EXERCISE — Output each record in full, exactly as it stands.

RECORDS FOR THIS EXERCISE —
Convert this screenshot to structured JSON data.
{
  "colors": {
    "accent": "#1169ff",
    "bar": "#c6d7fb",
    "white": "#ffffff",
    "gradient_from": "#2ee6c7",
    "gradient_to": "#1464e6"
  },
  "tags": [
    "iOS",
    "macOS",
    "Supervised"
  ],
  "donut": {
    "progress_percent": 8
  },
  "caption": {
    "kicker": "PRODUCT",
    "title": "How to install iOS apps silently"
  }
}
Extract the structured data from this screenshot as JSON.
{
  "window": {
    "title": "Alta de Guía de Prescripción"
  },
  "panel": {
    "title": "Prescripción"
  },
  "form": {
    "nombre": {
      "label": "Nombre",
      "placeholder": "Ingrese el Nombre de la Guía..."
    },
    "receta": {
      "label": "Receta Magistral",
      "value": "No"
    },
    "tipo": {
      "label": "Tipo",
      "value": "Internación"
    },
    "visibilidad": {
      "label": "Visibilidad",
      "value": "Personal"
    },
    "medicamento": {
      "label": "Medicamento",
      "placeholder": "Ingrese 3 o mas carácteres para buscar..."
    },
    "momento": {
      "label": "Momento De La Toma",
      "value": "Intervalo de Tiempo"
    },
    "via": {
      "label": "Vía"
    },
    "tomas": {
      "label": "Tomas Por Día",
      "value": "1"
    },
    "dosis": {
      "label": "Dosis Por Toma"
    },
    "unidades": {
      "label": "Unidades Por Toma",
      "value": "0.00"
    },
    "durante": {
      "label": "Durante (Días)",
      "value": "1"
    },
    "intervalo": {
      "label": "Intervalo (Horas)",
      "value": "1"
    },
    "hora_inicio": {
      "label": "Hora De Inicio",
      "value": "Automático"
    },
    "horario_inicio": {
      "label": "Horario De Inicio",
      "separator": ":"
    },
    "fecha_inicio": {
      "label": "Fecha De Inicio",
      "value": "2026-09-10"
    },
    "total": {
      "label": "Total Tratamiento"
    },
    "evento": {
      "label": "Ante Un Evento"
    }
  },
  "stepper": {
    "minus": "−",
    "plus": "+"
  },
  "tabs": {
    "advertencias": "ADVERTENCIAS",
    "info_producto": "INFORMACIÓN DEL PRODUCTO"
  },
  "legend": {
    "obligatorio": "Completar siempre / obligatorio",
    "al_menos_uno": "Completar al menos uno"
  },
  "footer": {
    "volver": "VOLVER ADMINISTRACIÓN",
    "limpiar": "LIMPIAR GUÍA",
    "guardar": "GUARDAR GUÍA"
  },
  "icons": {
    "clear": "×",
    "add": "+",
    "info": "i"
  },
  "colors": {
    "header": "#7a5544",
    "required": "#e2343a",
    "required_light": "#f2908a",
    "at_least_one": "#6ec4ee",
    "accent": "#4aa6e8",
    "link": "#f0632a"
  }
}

WRITTEN RESPONSE —
Convert this screenshot to structured JSON data.
{
  "colors": {
    "accent": "#1169ff",
    "bar": "#c6d7fb",
    "white": "#ffffff",
    "gradient_from": "#2ee6c7",
    "gradient_to": "#1464e6"
  },
  "tags": [
    "iOS",
    "macOS",
    "Supervised"
  ],
  "donut": {
    "progress_percent": 8
  },
  "caption": {
    "kicker": "PRODUCT",
    "title": "How to install iOS apps silently"
  }
}
Extract the structured data from this screenshot as JSON.
{
  "window": {
    "title": "Alta de Guía de Prescripción"
  },
  "panel": {
    "title": "Prescripción"
  },
  "form": {
    "nombre": {
      "label": "Nombre",
      "placeholder": "Ingrese el Nombre de la Guía..."
    },
    "receta": {
      "label": "Receta Magistral",
      "value": "No"
    },
    "tipo": {
      "label": "Tipo",
      "value": "Internación"
    },
    "visibilidad": {
      "label": "Visibilidad",
      "value": "Personal"
    },
    "medicamento": {
      "label": "Medicamento",
      "placeholder": "Ingrese 3 o mas carácteres para buscar..."
    },
    "momento": {
      "label": "Momento De La Toma",
      "value": "Intervalo de Tiempo"
    },
    "via": {
      "label": "Vía"
    },
    "tomas": {
      "label": "Tomas Por Día",
      "value": "1"
    },
    "dosis": {
      "label": "Dosis Por Toma"
    },
    "unidades": {
      "label": "Unidades Por Toma",
      "value": "0.00"
    },
    "durante": {
      "label": "Durante (Días)",
      "value": "1"
    },
    "intervalo": {
      "label": "Intervalo (Horas)",
      "value": "1"
    },
    "hora_inicio": {
      "label": "Hora De Inicio",
      "value": "Automático"
    },
    "horario_inicio": {
      "label": "Horario De Inicio",
      "separator": ":"
    },
    "fecha_inicio": {
      "label": "Fecha De Inicio",
      "value": "2026-09-10"
    },
    "total": {
      "label": "Total Tratamiento"
    },
    "evento": {
      "label": "Ante Un Evento"
    }
  },
  "stepper": {
    "minus": "−",
    "plus": "+"
  },
  "tabs": {
    "advertencias": "ADVERTENCIAS",
    "info_producto": "INFORMACIÓN DEL PRODUCTO"
  },
  "legend": {
    "obligatorio": "Completar siempre / obligatorio",
    "al_menos_uno": "Completar al menos uno"
  },
  "footer": {
    "volver": "VOLVER ADMINISTRACIÓN",
    "limpiar": "LIMPIAR GUÍA",
    "guardar": "GUARDAR GUÍA"
  },
  "icons": {
    "clear": "×",
    "add": "+",
    "info": "i"
  },
  "colors": {
    "header": "#7a5544",
    "required": "#e2343a",
    "required_light": "#f2908a",
    "at_least_one": "#6ec4ee",
    "accent": "#4aa6e8",
    "link": "#f0632a"
  }
}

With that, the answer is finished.